## Records from a dataset
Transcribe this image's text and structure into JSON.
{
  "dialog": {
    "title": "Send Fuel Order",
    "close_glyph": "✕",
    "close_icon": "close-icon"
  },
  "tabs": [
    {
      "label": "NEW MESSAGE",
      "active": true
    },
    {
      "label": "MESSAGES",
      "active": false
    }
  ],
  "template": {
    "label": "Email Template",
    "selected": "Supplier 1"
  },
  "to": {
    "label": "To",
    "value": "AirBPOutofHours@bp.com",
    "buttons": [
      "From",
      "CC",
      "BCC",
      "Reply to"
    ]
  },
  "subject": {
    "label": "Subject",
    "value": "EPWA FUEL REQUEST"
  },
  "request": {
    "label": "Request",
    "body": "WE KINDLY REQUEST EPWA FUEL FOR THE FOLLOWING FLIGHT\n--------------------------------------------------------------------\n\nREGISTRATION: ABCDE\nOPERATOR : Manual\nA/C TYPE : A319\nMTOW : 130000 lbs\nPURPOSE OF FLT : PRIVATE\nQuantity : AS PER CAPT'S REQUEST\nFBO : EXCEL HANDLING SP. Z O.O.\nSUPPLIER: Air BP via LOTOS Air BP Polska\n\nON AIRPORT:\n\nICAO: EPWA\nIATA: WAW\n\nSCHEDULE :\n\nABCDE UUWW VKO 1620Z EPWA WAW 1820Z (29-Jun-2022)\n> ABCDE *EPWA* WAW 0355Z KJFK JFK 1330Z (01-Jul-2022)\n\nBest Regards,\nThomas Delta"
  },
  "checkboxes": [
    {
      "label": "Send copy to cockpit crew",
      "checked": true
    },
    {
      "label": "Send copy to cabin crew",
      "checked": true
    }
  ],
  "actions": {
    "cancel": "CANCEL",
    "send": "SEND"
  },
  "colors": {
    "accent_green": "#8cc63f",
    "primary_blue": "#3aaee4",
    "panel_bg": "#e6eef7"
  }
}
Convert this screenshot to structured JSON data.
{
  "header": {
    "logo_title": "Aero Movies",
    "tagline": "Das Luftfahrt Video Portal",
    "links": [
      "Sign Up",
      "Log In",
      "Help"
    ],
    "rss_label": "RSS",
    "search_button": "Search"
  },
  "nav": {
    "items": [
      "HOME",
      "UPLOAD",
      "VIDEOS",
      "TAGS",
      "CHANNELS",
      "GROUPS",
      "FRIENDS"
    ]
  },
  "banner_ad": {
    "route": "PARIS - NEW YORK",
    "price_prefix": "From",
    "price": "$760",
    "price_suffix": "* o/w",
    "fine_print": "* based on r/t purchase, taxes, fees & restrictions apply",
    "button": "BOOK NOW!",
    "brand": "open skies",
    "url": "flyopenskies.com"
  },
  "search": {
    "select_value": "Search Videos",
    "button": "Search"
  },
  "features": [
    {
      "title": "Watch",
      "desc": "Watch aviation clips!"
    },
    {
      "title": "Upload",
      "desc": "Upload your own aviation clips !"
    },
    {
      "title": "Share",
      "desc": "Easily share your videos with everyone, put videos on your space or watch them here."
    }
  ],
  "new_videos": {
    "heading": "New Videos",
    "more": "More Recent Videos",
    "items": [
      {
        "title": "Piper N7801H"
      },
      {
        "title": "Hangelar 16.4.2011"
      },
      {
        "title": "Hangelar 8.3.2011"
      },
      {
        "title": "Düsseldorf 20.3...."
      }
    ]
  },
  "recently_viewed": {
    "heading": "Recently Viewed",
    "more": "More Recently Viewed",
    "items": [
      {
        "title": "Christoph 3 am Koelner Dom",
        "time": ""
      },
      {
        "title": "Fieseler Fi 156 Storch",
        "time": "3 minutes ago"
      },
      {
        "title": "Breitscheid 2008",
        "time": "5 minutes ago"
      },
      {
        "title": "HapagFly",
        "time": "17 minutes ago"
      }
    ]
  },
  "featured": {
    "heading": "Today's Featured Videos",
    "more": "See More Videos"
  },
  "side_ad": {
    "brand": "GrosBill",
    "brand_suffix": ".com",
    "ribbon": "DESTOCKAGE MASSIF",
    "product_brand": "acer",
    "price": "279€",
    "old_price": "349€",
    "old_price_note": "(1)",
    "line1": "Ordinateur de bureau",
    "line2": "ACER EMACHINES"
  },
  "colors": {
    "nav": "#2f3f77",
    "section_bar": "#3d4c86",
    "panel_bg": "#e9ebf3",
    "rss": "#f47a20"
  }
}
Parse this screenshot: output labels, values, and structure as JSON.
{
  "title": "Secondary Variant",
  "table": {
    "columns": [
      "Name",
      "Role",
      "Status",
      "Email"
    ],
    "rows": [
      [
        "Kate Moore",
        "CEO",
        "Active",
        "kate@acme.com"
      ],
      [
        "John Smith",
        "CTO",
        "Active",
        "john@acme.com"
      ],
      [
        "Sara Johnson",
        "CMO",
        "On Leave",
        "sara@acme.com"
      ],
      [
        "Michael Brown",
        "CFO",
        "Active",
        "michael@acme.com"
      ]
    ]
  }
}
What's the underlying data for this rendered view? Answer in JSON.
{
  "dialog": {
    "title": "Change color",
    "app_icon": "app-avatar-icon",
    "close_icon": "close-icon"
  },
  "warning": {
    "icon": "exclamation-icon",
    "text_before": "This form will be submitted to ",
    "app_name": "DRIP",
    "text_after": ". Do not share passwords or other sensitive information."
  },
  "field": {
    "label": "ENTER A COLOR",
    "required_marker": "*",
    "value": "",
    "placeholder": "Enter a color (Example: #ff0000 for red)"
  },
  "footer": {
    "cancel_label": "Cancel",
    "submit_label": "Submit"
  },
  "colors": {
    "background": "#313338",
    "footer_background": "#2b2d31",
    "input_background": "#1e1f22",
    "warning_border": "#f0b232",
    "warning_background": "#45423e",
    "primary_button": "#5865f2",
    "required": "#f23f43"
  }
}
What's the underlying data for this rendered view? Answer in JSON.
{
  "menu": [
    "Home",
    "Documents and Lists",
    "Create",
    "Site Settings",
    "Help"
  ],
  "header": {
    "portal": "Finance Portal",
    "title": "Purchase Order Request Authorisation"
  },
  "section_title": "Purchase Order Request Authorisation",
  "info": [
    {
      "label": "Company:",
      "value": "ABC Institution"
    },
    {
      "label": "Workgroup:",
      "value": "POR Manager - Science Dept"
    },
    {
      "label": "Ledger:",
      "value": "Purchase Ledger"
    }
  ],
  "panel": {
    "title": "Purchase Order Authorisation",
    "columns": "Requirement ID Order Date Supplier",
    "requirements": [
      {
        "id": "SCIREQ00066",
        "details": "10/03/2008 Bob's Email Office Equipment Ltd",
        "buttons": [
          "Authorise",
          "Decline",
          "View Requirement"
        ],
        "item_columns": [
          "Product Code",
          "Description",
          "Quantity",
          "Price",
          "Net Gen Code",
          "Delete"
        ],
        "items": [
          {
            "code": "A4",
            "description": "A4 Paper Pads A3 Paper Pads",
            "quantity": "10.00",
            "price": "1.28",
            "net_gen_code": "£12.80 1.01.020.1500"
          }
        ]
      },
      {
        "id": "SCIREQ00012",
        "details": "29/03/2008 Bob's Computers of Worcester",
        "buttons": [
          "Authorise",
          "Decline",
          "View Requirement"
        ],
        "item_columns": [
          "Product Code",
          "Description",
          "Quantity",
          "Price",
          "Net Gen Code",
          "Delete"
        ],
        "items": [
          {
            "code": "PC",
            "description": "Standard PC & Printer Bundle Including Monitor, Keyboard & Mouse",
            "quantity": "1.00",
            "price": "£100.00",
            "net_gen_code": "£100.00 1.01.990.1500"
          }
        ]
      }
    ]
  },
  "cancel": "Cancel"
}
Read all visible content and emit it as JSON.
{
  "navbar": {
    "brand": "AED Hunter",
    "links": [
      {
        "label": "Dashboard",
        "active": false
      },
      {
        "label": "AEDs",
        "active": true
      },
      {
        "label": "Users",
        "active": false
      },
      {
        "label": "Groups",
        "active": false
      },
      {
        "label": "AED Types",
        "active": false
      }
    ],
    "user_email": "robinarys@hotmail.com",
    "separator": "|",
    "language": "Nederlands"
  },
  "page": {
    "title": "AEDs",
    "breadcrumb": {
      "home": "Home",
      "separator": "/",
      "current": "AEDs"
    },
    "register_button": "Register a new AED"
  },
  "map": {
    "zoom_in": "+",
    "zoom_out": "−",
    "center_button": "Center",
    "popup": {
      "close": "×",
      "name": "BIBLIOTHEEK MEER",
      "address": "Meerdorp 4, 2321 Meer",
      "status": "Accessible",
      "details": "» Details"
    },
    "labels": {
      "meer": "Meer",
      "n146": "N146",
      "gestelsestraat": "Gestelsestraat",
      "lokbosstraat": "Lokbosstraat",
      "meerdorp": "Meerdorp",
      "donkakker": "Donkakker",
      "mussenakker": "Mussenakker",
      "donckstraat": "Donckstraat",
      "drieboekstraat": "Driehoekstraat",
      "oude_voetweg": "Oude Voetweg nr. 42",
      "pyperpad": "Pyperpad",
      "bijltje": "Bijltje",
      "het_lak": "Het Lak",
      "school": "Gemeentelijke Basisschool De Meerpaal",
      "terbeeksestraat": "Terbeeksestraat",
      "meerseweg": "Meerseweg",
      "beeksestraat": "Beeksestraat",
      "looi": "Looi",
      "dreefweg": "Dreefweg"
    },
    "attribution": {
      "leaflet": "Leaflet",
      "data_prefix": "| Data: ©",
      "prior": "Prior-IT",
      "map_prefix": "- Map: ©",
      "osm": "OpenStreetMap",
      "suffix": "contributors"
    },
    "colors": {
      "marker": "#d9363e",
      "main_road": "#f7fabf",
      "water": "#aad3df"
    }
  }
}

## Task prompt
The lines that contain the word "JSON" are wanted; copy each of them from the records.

## Written response
Transcribe this image's text and structure into JSON.
Convert this screenshot to structured JSON data.
Parse this screenshot: output labels, values, and structure as JSON.
What's the underlying data for this rendered view? Answer in JSON.
What's the underlying data for this rendered view? Answer in JSON.
Read all visible content and emit it as JSON.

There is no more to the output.